BEGIN THE DATA

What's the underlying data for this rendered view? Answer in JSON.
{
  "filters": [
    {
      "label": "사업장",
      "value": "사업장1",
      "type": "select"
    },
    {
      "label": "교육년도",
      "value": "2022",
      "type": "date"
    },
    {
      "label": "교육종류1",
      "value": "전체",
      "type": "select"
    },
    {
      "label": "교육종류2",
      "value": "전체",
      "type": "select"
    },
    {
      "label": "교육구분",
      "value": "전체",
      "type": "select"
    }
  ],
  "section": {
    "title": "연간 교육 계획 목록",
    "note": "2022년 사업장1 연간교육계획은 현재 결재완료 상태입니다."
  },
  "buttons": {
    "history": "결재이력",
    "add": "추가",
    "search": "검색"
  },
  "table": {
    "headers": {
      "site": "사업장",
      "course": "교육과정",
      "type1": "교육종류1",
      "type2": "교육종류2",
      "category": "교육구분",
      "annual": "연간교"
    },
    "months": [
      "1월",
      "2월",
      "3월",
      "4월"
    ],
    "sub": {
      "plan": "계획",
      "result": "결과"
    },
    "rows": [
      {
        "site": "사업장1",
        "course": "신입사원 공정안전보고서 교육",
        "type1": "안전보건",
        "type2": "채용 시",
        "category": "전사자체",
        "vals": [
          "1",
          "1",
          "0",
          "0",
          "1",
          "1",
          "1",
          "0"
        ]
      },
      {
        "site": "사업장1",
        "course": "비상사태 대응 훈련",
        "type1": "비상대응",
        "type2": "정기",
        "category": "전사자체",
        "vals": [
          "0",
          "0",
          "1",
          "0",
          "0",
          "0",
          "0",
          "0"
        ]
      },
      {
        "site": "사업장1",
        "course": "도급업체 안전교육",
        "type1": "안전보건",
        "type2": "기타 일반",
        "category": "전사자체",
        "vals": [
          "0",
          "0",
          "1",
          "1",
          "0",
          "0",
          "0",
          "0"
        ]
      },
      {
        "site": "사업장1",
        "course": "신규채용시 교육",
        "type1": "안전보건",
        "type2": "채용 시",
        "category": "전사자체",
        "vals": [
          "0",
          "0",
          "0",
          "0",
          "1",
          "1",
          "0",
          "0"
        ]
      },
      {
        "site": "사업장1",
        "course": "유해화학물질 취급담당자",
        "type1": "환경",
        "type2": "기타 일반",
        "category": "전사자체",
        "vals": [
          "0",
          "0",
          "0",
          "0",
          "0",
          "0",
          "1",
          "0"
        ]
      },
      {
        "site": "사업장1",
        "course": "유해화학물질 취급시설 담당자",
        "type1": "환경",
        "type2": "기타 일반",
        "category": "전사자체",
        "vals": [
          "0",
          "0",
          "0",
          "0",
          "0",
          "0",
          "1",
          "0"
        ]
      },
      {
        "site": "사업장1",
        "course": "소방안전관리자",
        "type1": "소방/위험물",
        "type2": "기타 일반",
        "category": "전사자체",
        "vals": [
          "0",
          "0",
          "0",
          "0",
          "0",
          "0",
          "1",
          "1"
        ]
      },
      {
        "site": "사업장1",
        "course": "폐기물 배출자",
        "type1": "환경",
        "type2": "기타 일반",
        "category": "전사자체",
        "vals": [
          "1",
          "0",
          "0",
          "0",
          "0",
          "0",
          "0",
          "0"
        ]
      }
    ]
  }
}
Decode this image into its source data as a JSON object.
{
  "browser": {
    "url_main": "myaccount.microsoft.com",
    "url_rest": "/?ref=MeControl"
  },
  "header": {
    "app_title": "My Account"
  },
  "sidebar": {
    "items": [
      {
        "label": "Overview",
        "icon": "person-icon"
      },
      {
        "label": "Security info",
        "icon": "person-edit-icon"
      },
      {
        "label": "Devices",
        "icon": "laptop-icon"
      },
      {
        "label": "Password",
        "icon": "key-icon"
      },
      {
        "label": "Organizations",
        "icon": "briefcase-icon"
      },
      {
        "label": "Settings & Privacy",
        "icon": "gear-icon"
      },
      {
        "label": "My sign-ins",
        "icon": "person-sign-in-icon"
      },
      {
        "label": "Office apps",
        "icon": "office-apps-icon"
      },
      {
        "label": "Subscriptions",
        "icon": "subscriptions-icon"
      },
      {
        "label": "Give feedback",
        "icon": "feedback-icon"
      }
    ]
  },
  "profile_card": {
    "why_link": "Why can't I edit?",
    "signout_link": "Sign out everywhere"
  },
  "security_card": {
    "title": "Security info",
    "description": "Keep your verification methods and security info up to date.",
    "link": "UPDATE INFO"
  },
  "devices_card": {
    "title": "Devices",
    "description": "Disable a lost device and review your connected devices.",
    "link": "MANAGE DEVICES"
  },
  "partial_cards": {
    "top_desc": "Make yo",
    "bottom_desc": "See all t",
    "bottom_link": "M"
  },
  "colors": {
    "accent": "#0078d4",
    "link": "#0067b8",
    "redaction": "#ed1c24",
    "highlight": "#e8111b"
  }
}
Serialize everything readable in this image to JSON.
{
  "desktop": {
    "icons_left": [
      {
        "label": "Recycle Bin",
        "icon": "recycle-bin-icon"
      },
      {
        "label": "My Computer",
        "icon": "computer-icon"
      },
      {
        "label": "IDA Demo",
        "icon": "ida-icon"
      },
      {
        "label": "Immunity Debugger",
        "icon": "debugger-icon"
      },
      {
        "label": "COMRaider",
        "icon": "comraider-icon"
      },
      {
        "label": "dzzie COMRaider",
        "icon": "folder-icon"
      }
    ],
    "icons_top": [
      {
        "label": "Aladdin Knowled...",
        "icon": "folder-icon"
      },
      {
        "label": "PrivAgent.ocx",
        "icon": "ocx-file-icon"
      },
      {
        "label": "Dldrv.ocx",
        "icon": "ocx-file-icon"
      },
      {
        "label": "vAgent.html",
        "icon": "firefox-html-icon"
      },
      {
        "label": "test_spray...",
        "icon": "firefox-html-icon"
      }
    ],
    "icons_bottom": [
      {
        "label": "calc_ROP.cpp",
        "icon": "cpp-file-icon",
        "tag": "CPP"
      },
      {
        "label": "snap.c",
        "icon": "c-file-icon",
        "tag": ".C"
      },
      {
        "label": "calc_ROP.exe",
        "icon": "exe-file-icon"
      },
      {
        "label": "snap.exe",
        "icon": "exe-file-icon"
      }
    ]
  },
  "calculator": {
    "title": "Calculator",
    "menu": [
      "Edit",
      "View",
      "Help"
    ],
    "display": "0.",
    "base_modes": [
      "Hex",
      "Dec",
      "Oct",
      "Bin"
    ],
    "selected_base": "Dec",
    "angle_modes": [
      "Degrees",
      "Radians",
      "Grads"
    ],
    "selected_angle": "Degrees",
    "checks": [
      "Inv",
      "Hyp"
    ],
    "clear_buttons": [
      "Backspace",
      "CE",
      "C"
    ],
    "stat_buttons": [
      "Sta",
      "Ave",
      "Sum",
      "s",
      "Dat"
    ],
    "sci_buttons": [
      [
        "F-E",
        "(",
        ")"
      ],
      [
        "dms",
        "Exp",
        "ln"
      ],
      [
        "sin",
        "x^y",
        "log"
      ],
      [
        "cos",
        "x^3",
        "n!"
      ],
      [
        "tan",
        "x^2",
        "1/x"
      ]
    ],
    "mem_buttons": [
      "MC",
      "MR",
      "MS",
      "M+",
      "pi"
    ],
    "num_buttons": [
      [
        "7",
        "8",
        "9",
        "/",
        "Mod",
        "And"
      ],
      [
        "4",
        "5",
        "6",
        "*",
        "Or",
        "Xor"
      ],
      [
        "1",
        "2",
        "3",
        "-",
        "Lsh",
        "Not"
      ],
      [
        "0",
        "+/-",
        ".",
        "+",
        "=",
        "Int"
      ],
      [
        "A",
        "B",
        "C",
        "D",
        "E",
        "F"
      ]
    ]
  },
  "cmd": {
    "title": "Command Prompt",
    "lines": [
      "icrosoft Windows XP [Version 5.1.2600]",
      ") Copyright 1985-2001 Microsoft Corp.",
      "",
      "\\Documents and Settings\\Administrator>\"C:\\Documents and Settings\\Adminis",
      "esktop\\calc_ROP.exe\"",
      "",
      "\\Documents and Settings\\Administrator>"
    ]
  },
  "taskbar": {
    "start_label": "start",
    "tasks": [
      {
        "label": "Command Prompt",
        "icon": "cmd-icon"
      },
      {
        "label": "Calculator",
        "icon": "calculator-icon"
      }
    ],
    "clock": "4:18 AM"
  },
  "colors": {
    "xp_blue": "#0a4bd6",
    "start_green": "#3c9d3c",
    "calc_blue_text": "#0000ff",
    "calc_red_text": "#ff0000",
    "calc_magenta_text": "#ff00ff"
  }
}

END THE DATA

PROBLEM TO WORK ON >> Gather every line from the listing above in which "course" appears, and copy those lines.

REPLY TO THE EXERCISE >>
      "course": "교육과정",
        "course": "신입사원 공정안전보고서 교육",
        "course": "비상사태 대응 훈련",
        "course": "도급업체 안전교육",
        "course": "신규채용시 교육",
        "course": "유해화학물질 취급담당자",
        "course": "유해화학물질 취급시설 담당자",
        "course": "소방안전관리자",
        "course": "폐기물 배출자",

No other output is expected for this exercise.